The development of technology is important, but other, ‘softer’ factors are just as important in a transition. What about social acceptance?
‘I agree. Right from the start at BE-Basic, we paid attention to ‘societal embedding.’ As a scientist, I am open to new technologies, but I do want sufficient proof that these are controllable. A good example is metabolic engineering (editor’s note: synthetic biology), with which production organisms can be ‘trained’ to produce more efficiently or more specifically. That can result in cheaper treatments against cancer, for example affordable monoclonal antibodies, or crops that have better resistance against drought or other factors that limit the yield. You see that start-ups in this area attract significant flows of venture capital. There is huge potential, all the more because the technology is controlled increasingly better, which minimises possible negative side effects. Such technology does need social acceptance, with an emphasis on the benefits for people and society.’
Funding is and remains a controversial matter. Apparently, the larger investors see too many hurdles.

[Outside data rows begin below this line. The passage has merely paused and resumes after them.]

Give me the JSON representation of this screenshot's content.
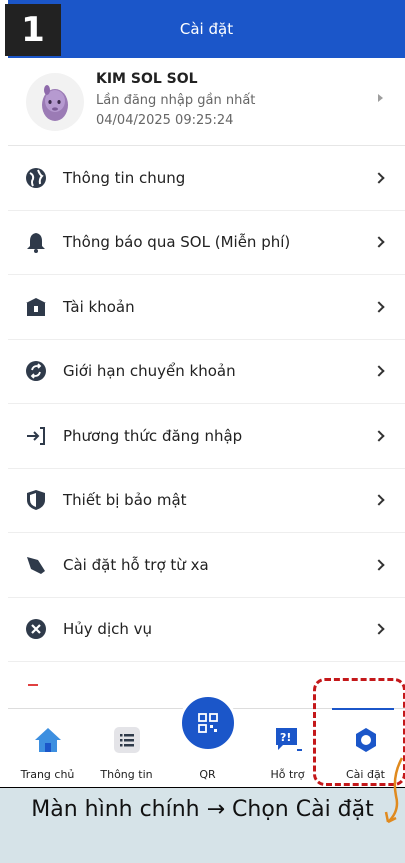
{
  "step": "1",
  "header": {
    "title": "Cài đặt"
  },
  "profile": {
    "name": "KIM SOL SOL",
    "last_login_label": "Lần đăng nhập gần nhất",
    "last_login_time": "04/04/2025 09:25:24"
  },
  "menu": {
    "items": [
      {
        "label": "Thông tin chung",
        "icon": "globe-icon"
      },
      {
        "label": "Thông báo qua SOL (Miễn phí)",
        "icon": "bell-icon"
      },
      {
        "label": "Tài khoản",
        "icon": "bank-icon"
      },
      {
        "label": "Giới hạn chuyển khoản",
        "icon": "transfer-limit-icon"
      },
      {
        "label": "Phương thức đăng nhập",
        "icon": "login-icon"
      },
      {
        "label": "Thiết bị bảo mật",
        "icon": "shield-icon"
      },
      {
        "label": "Cài đặt hỗ trợ từ xa",
        "icon": "remote-support-icon"
      },
      {
        "label": "Hủy dịch vụ",
        "icon": "cancel-icon"
      }
    ]
  },
  "tabbar": {
    "home": "Trang chủ",
    "info": "Thông tin",
    "qr": "QR",
    "support": "Hỗ trợ",
    "settings": "Cài đặt"
  },
  "caption": "Màn hình chính → Chọn Cài đặt",
  "colors": {
    "brand": "#1b56c9",
    "highlight": "#c4181a",
    "caption_bg": "#d6e3e8"
  }
}
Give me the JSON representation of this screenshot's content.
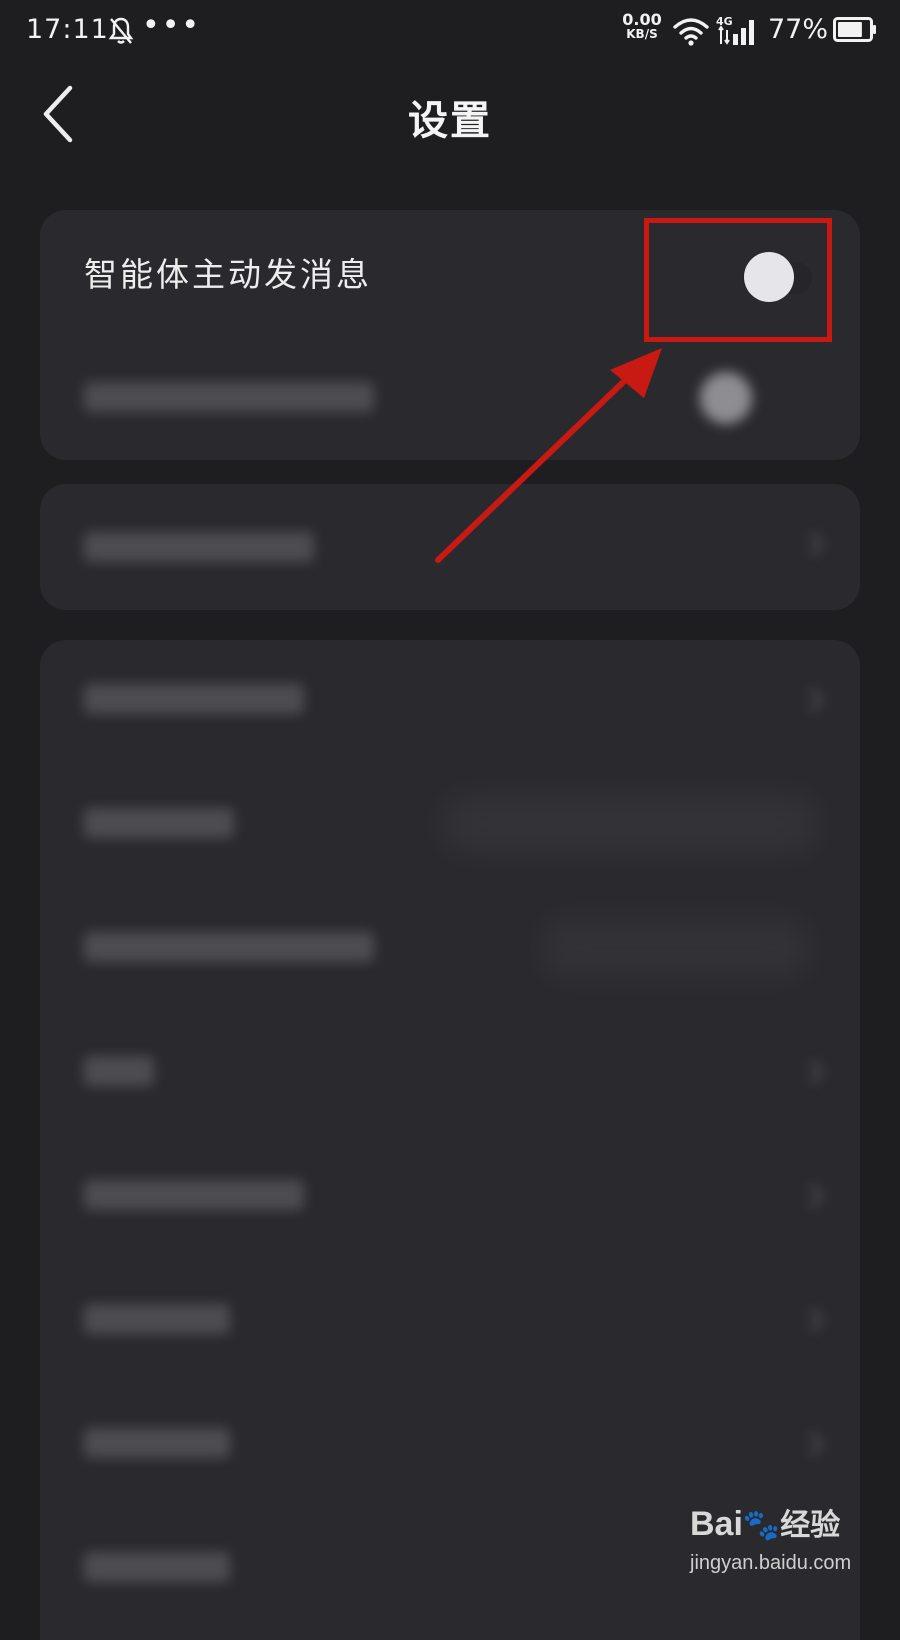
{
  "status_bar": {
    "time": "17:11",
    "dots": "•••",
    "net_speed_value": "0.00",
    "net_speed_unit": "KB/S",
    "network_type": "4G",
    "battery_percent": "77%",
    "battery_level": 0.77
  },
  "header": {
    "title": "设置"
  },
  "settings": {
    "proactive_messages": {
      "label": "智能体主动发消息",
      "toggle_on": false
    }
  },
  "blurred_rows_visible": true,
  "annotation": {
    "color": "#c81912"
  },
  "watermark": {
    "logo_text": "Bai",
    "logo_tail": "经验",
    "url": "jingyan.baidu.com"
  }
}
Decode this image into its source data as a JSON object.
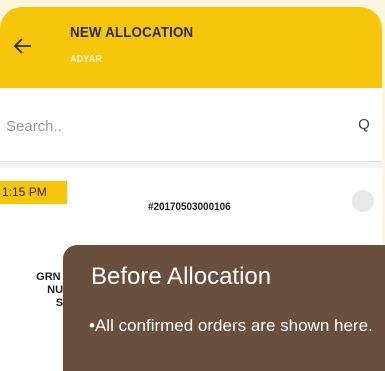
{
  "header": {
    "title": "NEW ALLOCATION",
    "subtitle": "ADYAR",
    "accent": "#f7c50a"
  },
  "search": {
    "placeholder": "Search..",
    "button_label": "Q"
  },
  "orders": [
    {
      "time": "1:15 PM",
      "order_id": "#20170503000106",
      "details": [
        "GRN S",
        "NUN",
        "SA"
      ]
    }
  ],
  "overlay": {
    "title": "Before Allocation",
    "bullet": "•",
    "text": "All confirmed orders are shown here.",
    "color": "#6b4f3d"
  }
}
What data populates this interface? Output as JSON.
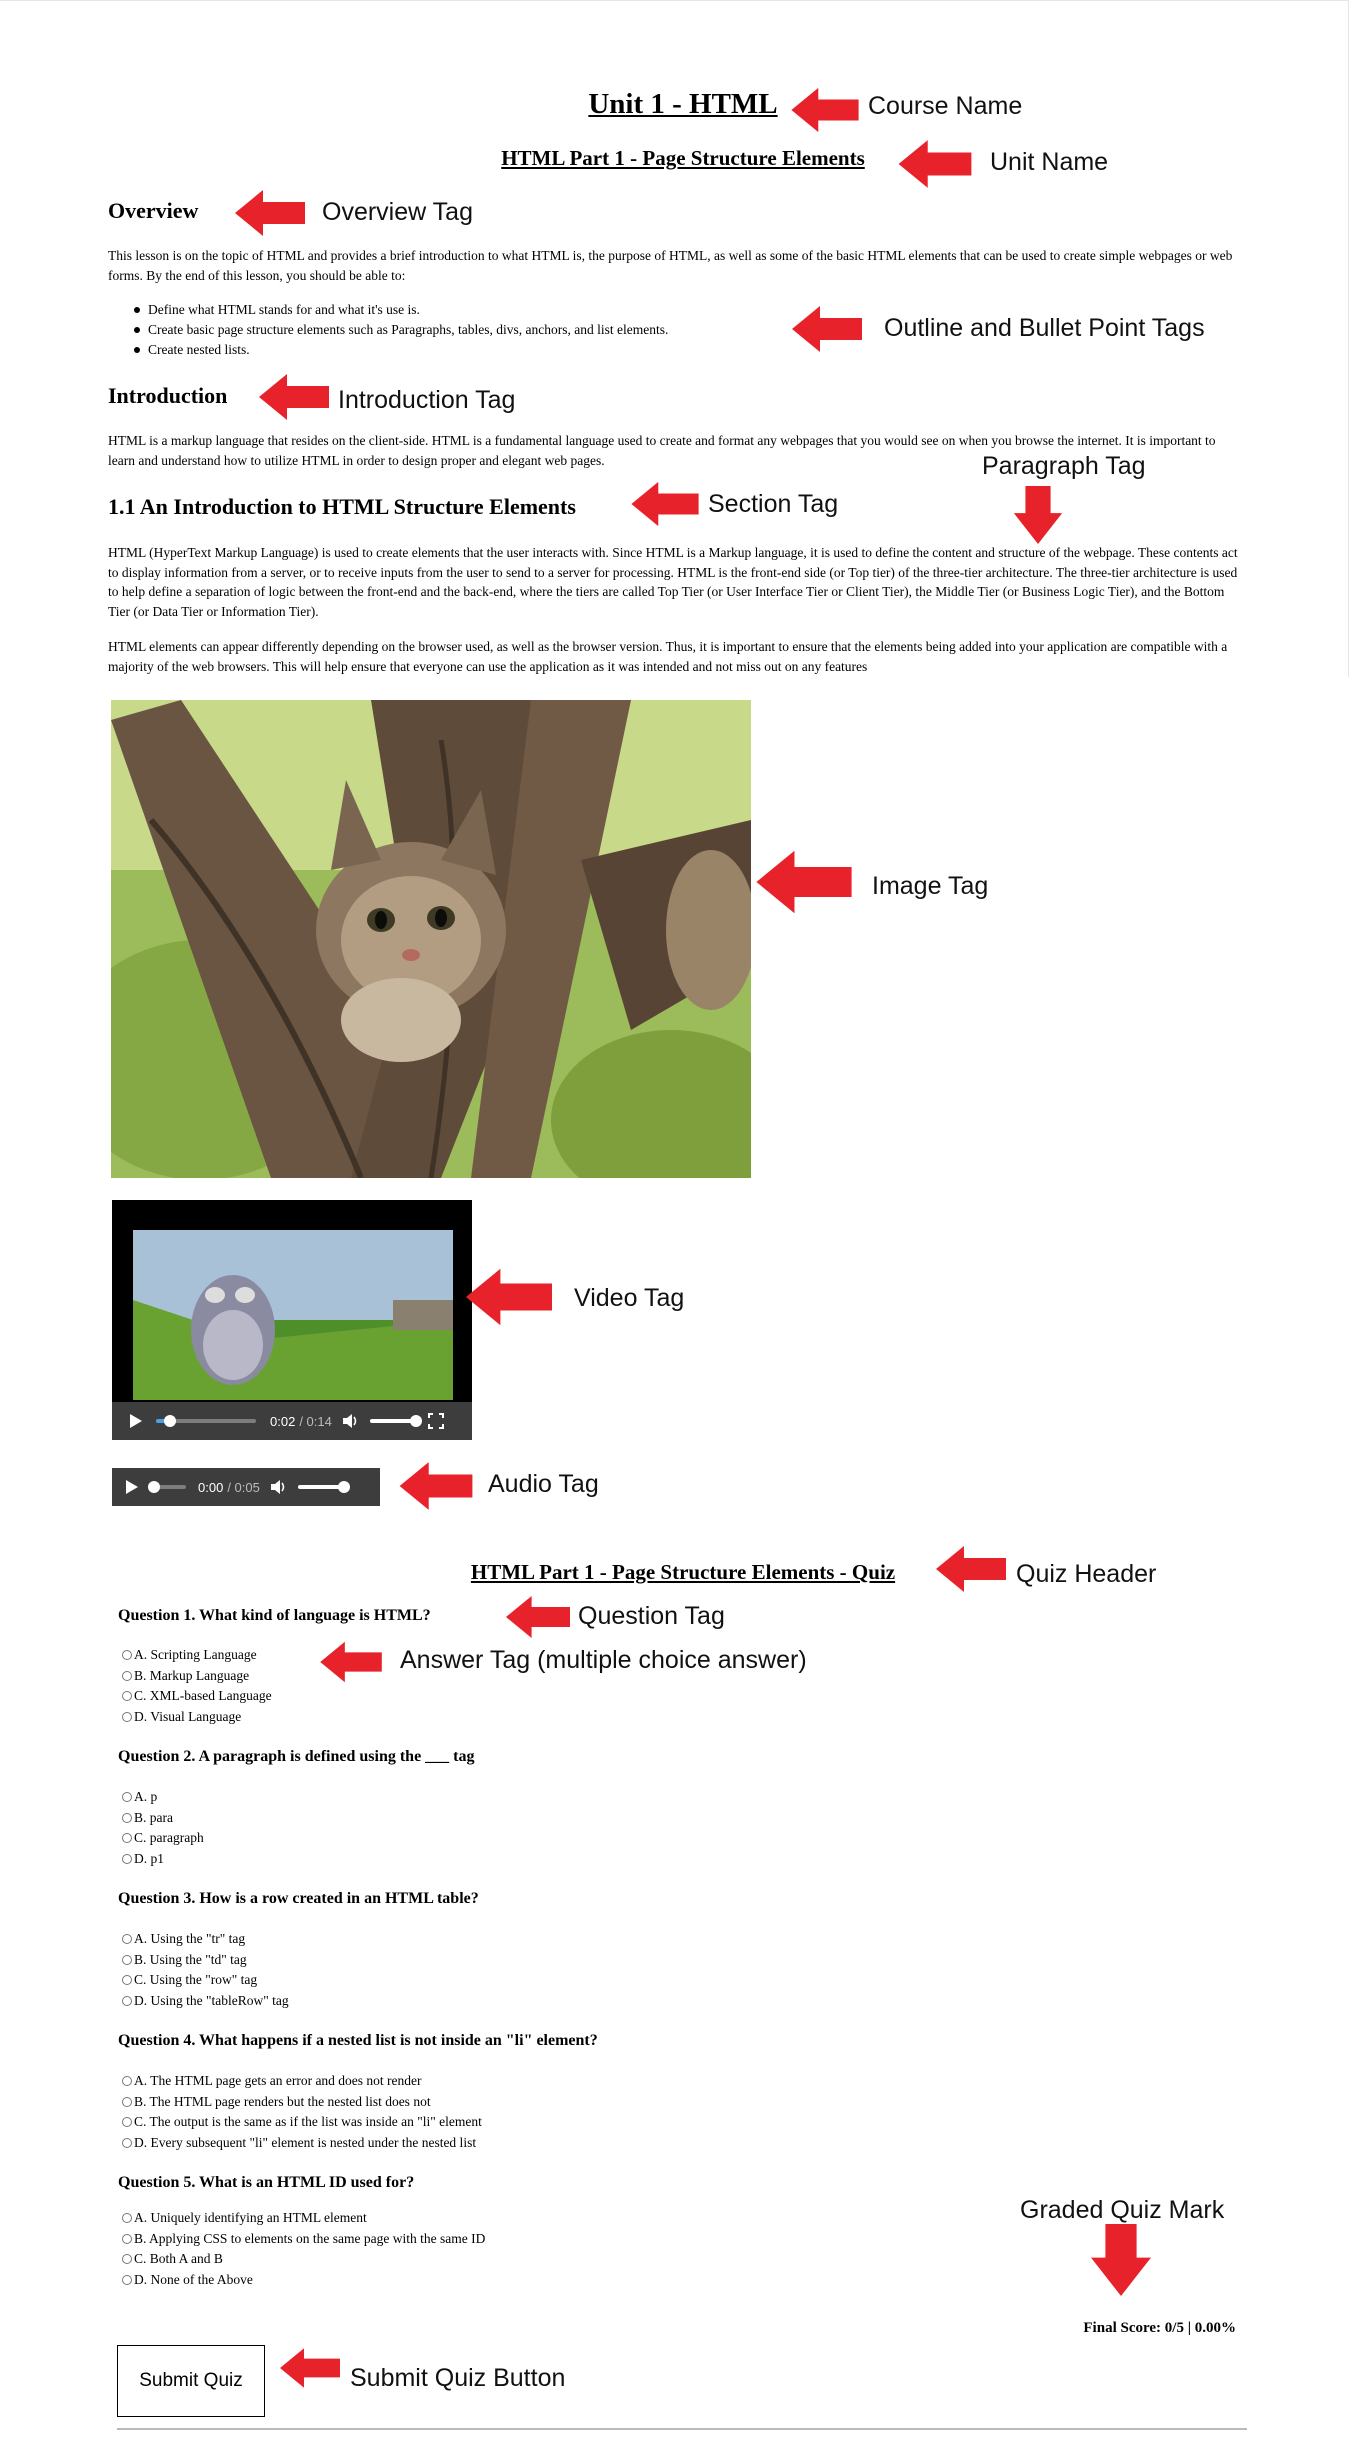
{
  "lesson": {
    "course_title": "Unit 1 - HTML",
    "unit_title": "HTML Part 1 - Page Structure Elements",
    "overview_heading": "Overview",
    "overview_text": "This lesson is on the topic of HTML and provides a brief introduction to what HTML is, the purpose of HTML, as well as some of the basic HTML elements that can be used to create simple webpages or web forms. By the end of this lesson, you should be able to:",
    "bullets": [
      "Define what HTML stands for and what it's use is.",
      "Create basic page structure elements such as Paragraphs, tables, divs, anchors, and list elements.",
      "Create nested lists."
    ],
    "intro_heading": "Introduction",
    "intro_text": "HTML is a markup language that resides on the client-side. HTML is a fundamental language used to create and format any webpages that you would see on when you browse the internet. It is important to learn and understand how to utilize HTML in order to design proper and elegant web pages.",
    "section_heading": "1.1 An Introduction to HTML Structure Elements",
    "section_p1": "HTML (HyperText Markup Language) is used to create elements that the user interacts with. Since HTML is a Markup language, it is used to define the content and structure of the webpage. These contents act to display information from a server, or to receive inputs from the user to send to a server for processing. HTML is the front-end side (or Top tier) of the three-tier architecture. The three-tier architecture is used to help define a separation of logic between the front-end and the back-end, where the tiers are called Top Tier (or User Interface Tier or Client Tier), the Middle Tier (or Business Logic Tier), and the Bottom Tier (or Data Tier or Information Tier).",
    "section_p2": "HTML elements can appear differently depending on the browser used, as well as the browser version. Thus, it is important to ensure that the elements being added into your application are compatible with a majority of the web browsers. This will help ensure that everyone can use the application as it was intended and not miss out on any features"
  },
  "media": {
    "video_time": "0:02",
    "video_duration": "/ 0:14",
    "video_progress": 0.14,
    "audio_time": "0:00",
    "audio_duration": "/ 0:05",
    "audio_progress": 0.0
  },
  "quiz": {
    "header": "HTML Part 1 - Page Structure Elements - Quiz",
    "questions": [
      {
        "text": "Question 1. What kind of language is HTML?",
        "options": [
          "A. Scripting Language",
          "B. Markup Language",
          "C. XML-based Language",
          "D. Visual Language"
        ]
      },
      {
        "text": "Question 2. A paragraph is defined using the ___ tag",
        "options": [
          "A. p",
          "B. para",
          "C. paragraph",
          "D. p1"
        ]
      },
      {
        "text": "Question 3. How is a row created in an HTML table?",
        "options": [
          "A. Using the \"tr\" tag",
          "B. Using the \"td\" tag",
          "C. Using the \"row\" tag",
          "D. Using the \"tableRow\" tag"
        ]
      },
      {
        "text": "Question 4. What happens if a nested list is not inside an \"li\" element?",
        "options": [
          "A. The HTML page gets an error and does not render",
          "B. The HTML page renders but the nested list does not",
          "C. The output is the same as if the list was inside an \"li\" element",
          "D. Every subsequent \"li\" element is nested under the nested list"
        ]
      },
      {
        "text": "Question 5. What is an HTML ID used for?",
        "options": [
          "A. Uniquely identifying an HTML element",
          "B. Applying CSS to elements on the same page with the same ID",
          "C. Both A and B",
          "D. None of the Above"
        ]
      }
    ],
    "final_score": "Final Score: 0/5 | 0.00%",
    "submit_label": "Submit Quiz"
  },
  "annotations": {
    "course_name": "Course Name",
    "unit_name": "Unit Name",
    "overview_tag": "Overview Tag",
    "outline_tags": "Outline and Bullet Point Tags",
    "introduction_tag": "Introduction Tag",
    "paragraph_tag": "Paragraph Tag",
    "section_tag": "Section Tag",
    "image_tag": "Image Tag",
    "video_tag": "Video Tag",
    "audio_tag": "Audio Tag",
    "quiz_header": "Quiz Header",
    "question_tag": "Question Tag",
    "answer_tag": "Answer Tag (multiple choice answer)",
    "graded_quiz_mark": "Graded Quiz Mark",
    "submit_quiz_button": "Submit Quiz Button"
  },
  "colors": {
    "arrow": "#e8222a",
    "player_bar": "#3d3d3d",
    "progress": "#4aa0e8"
  }
}
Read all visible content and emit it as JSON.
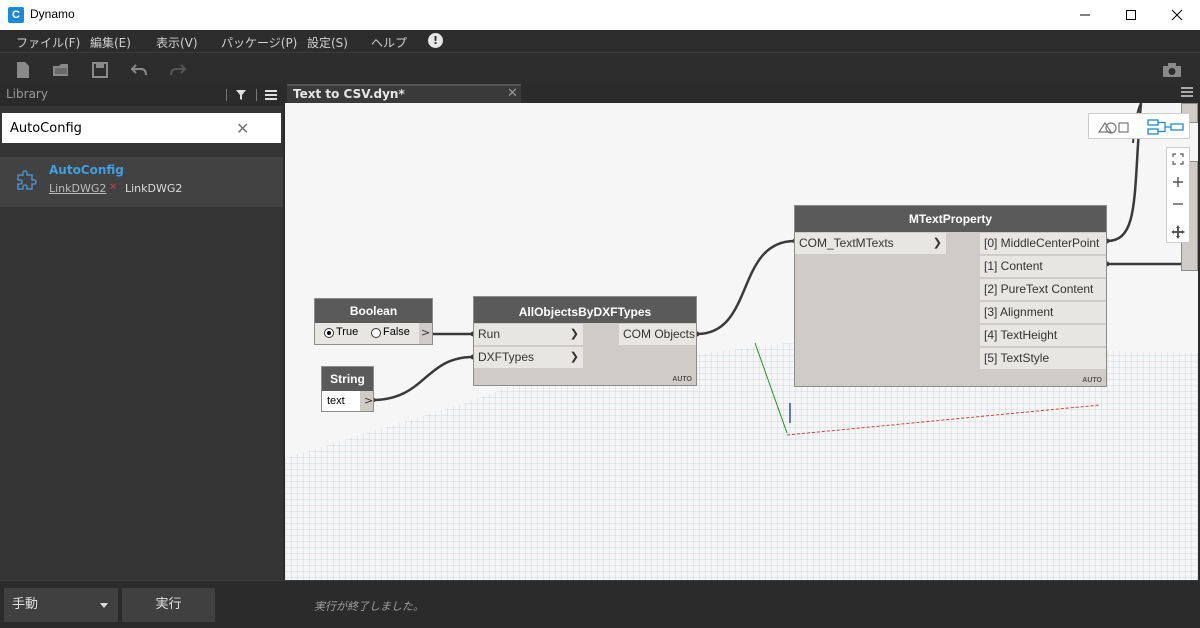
{
  "window": {
    "app_icon": "C",
    "title": "Dynamo"
  },
  "menu": {
    "items": [
      "ファイル(F)",
      "編集(E)",
      "表示(V)",
      "パッケージ(P)",
      "設定(S)",
      "ヘルプ"
    ],
    "notice_icon": "!"
  },
  "library": {
    "title": "Library",
    "search_value": "AutoConfig",
    "clear_icon": "✕",
    "result": {
      "name": "AutoConfig",
      "path": "LinkDWG2",
      "separator": "✕",
      "type": "LinkDWG2"
    }
  },
  "tab": {
    "label": "Text to CSV.dyn*",
    "close": "✕"
  },
  "nodes": {
    "boolean": {
      "title": "Boolean",
      "true_label": "True",
      "false_label": "False",
      "output": ">"
    },
    "string": {
      "title": "String",
      "value": "text",
      "output": ">"
    },
    "all_objects": {
      "title": "AllObjectsByDXFTypes",
      "inputs": [
        "Run",
        "DXFTypes"
      ],
      "output": "COM Objects",
      "auto": "AUTO"
    },
    "mtext": {
      "title": "MTextProperty",
      "input": "COM_TextMTexts",
      "outputs": [
        "[0] MiddleCenterPoint",
        "[1] Content",
        "[2] PureText Content",
        "[3] Alignment",
        "[4] TextHeight",
        "[5] TextStyle"
      ],
      "auto": "AUTO"
    },
    "arrow": "❯"
  },
  "bottom": {
    "run_mode": "手動",
    "run_button": "実行",
    "status": "実行が終了しました。"
  }
}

‘I am not familiar enough in this world to give a considered opinion on that aspect. What I do note is that around the world 800 billion euros has been spent on subsidies for fossil, compared with 80 billion euros for renewable raw materials. The playing field is still far from level, and that while companies in the fossil sector, say Shell or RWE, have dropped considerably in value and then appeal to the government for support. Surely that is not the route to follow, considering the Paris Climate Agreement. Why not invest in a large biorefinery in Rotterdam or elsewhere? Yes, that will cost half a billion euros, but in this case the costs precede the benefits. Furthermore, I can see developments from the new economy – especially the financial services – which could possibly propel the bioeconomy forwards differently, free from mandates, taxes or subsidies. The GreenCoin could be such an initiative: an alternative currency, just like BitCoin, which consumers use to purchase more sustainable products or services. I do not know the details, but it is an outside-the-box solution that could have a large impact.’